It was only with the rule of another empress, Theodora, that the laws were finally revoked in 843.

The veneration of icons was solemnly proclaimed in the great church of Hagia Sophia (the Divine Wisdom) in Constantinople. The Empress, her son Michael III, Patriarch Methodius, clergy and monks, came in procession bearing the icons to restore them to their place.   The day was called “The Triumph of Orthodoxy,” and has been celebrated ever since on the First Sunday in Lent – known now as “The Sunday of Orthodoxy.”

An icon called “The Triumph of Orthodoxy” commemorates this restoration.  The focal point of the icon is an icon: that of the Virgin Hodogetria – the Directress – She who points the way to God.  Beside the icon stand Theodora and her son.   

Iconoclasm was to have a new lease of life, this time in the West with the Reformation. It was an age of new scholarship and the new technology of printing. People were in love with words rather than pictures, ideas rather than images.  Although Luther was not an iconoclast; seeing the educational value of images, if not the devotional, other reformers took up the cause with gusto.   The destruction of images was sometimes the result of mob violence stirred up the inflammatory preachers. At others, it was the deliberate policy of the state, as watchers of “Wolf Hall” will know.   In this country, its legacy remains: both in the destruction wreaked upon many of our churches; and in the continuing hostility to images as “idols” among evangelical Christians. 

One of the things which churches like this did in the 19th century was to remind the Church of England of the value on images in communicating the divine. This is a task which is not yet complete.  The negative attitude has taken a new form in recent years with the rise of ‘seeker-friendly’ churches which shun any form of religious symbols in their buildings– deliberately modeled on the auditorium and the shopping mall – with the evangelistic intention of making people feel comfortable with church.

What are we to make of the words of Jeremiah today? Do they refer to anything more than a problem of ancient times?  Because people in our culture do not worship the kind of idols he denounces. We don’t see them as having ultimate power, so these texts seem archaic and irrelevant. What was a problem then is not one now.

But for Christianity, idolatry is not just about graven images, pictures and statues.   It has been defined as: “any non-absolute value that is made absolute and demands to be the centre of dedicated life.”    The problem in not in the making of images of the saints but in the idolization of power, wealth, of political and economic systems, of national and racial identity, of the idea that fulfillment is to be found in consumption. (We have seen the terrible consequences of the idolatry of race in the murders of people taking part in a Bible study at Emmanuel Church in Charleston – simply because they were black.) 

In the history of both communism and fascism in the last century, we see a quite deliberate attempt to exploit quasi-religious imagery and practice to promote absolutist ideologies, and often a determination to stamp out the worship of any other god.    

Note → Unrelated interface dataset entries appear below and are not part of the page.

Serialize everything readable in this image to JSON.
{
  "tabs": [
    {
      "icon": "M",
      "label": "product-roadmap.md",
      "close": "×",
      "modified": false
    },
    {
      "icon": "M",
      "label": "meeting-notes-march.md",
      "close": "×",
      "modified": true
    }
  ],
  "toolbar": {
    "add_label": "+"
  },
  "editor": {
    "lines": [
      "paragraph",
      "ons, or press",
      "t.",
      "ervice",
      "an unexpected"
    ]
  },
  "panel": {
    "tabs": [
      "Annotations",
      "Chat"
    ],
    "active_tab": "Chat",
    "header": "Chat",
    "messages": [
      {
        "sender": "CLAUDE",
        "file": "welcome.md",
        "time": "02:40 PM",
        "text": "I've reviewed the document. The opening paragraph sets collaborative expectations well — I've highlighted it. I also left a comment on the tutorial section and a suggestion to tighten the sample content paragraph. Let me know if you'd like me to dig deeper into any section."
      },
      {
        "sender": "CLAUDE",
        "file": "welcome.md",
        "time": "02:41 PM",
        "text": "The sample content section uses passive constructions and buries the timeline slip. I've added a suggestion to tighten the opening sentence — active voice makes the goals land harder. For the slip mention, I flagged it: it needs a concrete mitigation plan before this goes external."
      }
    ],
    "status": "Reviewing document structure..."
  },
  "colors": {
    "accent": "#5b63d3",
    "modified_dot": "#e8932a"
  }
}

The idols of today are not of wood, stone and metal. They are formed and propagated by a culture and industry of ‘image-making’; advertising, television, film, websites and social media. These false gods are made attractive by their supposed economic value or power, or their promise to enhance our lives. 

It is in these seductive and enslaving images, not among those who come to light a candle before our statue of Mary and Jesus, that idolatry is to be found today. It is against that enslavement to worldly gods and goods, that the voice of prophecy must be spoken if people are to enjoy that “glorious liberty of the children of God”, which we pray for in today’s collect.